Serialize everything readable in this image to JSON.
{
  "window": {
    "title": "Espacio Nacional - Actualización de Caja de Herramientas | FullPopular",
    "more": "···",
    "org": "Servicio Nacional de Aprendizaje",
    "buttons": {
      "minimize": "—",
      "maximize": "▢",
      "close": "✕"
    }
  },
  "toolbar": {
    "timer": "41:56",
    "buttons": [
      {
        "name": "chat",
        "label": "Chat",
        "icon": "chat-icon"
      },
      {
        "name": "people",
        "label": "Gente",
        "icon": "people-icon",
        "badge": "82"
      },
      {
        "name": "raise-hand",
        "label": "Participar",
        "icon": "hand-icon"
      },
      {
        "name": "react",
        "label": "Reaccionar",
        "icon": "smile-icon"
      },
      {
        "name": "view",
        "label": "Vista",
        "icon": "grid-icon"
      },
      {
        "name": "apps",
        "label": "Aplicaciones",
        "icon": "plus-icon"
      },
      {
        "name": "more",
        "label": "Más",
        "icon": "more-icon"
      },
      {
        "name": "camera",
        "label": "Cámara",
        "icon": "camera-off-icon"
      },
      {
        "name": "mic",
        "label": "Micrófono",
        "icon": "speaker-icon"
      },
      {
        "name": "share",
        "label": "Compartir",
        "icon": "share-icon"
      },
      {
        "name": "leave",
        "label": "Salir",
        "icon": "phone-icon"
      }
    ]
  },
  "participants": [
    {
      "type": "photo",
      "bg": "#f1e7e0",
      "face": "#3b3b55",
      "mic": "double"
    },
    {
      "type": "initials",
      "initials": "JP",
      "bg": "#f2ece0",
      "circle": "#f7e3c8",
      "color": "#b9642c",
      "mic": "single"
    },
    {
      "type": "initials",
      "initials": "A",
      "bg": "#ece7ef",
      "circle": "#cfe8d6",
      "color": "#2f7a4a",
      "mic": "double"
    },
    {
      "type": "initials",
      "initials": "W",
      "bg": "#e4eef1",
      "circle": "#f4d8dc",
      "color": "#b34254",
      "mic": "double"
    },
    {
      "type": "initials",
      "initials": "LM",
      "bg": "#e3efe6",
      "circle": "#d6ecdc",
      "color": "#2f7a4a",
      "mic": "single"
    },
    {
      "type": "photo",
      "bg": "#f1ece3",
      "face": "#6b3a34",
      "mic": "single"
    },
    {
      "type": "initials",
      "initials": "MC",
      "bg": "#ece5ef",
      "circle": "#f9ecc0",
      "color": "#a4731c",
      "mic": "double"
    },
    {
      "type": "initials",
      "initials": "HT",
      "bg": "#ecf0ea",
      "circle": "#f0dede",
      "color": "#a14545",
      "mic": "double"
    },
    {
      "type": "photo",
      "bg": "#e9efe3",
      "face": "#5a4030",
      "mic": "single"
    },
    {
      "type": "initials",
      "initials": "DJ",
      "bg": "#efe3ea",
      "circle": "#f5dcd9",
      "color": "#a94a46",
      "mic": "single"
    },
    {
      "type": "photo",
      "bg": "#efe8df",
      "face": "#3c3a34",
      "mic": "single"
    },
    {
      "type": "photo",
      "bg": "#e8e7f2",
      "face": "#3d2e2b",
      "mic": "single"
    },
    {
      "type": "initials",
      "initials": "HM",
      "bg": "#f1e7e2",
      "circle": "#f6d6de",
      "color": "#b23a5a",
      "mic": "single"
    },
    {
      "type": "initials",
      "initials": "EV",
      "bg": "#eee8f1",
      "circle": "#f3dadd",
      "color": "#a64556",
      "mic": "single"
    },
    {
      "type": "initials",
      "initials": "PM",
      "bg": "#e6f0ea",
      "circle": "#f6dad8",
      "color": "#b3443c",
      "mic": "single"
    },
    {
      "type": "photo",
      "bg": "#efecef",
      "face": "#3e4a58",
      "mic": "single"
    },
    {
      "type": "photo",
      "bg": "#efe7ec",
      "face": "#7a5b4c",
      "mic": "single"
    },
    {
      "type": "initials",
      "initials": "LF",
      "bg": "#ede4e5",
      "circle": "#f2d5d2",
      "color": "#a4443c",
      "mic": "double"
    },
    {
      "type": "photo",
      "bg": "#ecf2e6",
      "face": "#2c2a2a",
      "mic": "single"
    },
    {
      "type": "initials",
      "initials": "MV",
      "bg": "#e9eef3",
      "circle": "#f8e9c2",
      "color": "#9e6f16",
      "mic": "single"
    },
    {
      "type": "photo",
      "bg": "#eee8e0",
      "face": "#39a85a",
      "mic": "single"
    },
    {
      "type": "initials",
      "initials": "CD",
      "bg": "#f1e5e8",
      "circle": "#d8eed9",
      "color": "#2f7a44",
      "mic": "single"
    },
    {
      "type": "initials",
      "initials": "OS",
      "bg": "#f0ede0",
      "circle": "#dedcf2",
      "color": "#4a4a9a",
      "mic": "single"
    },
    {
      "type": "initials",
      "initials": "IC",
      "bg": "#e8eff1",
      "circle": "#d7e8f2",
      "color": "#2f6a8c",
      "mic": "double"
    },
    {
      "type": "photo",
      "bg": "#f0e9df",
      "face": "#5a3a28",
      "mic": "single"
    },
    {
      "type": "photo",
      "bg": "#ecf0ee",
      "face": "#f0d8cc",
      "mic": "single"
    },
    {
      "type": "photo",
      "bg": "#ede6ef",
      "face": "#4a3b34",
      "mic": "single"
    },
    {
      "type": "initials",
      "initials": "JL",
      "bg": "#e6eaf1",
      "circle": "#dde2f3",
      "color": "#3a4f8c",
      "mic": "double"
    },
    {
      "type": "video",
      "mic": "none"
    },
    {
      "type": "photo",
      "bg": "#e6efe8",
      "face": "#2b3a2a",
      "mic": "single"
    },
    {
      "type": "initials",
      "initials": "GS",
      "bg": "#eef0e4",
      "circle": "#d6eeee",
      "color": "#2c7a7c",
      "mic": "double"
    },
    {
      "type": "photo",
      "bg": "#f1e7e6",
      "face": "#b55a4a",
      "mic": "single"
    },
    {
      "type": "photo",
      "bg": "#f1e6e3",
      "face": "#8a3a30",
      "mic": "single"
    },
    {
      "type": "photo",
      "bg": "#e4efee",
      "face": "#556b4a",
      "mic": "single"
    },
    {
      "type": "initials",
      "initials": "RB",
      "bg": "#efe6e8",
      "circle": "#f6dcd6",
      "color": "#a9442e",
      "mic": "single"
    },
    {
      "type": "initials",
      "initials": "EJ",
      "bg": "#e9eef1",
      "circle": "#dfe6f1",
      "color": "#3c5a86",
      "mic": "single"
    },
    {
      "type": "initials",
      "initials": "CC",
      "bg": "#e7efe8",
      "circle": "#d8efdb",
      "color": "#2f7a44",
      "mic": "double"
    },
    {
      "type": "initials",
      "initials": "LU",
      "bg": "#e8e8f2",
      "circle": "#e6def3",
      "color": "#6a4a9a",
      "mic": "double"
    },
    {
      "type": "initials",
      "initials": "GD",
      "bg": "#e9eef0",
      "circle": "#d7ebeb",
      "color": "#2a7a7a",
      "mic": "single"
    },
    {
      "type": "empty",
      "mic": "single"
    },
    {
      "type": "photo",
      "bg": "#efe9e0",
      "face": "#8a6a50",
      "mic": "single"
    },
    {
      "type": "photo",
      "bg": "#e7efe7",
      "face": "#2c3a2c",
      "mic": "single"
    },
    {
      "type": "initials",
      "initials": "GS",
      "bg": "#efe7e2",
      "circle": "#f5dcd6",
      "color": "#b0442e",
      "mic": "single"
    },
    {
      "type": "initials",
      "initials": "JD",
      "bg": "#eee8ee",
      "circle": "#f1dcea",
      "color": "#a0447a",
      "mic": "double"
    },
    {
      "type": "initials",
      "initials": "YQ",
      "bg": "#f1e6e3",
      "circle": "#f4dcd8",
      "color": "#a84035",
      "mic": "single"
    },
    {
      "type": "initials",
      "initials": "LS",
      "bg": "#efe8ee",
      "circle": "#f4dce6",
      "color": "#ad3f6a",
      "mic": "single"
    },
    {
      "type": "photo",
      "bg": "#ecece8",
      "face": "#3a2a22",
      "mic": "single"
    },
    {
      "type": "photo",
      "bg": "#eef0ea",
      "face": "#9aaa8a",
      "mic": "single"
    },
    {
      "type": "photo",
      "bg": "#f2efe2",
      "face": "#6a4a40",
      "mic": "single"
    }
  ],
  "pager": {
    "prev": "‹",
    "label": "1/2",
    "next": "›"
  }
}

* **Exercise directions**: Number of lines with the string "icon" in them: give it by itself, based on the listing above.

* **Result for this exercise**: 11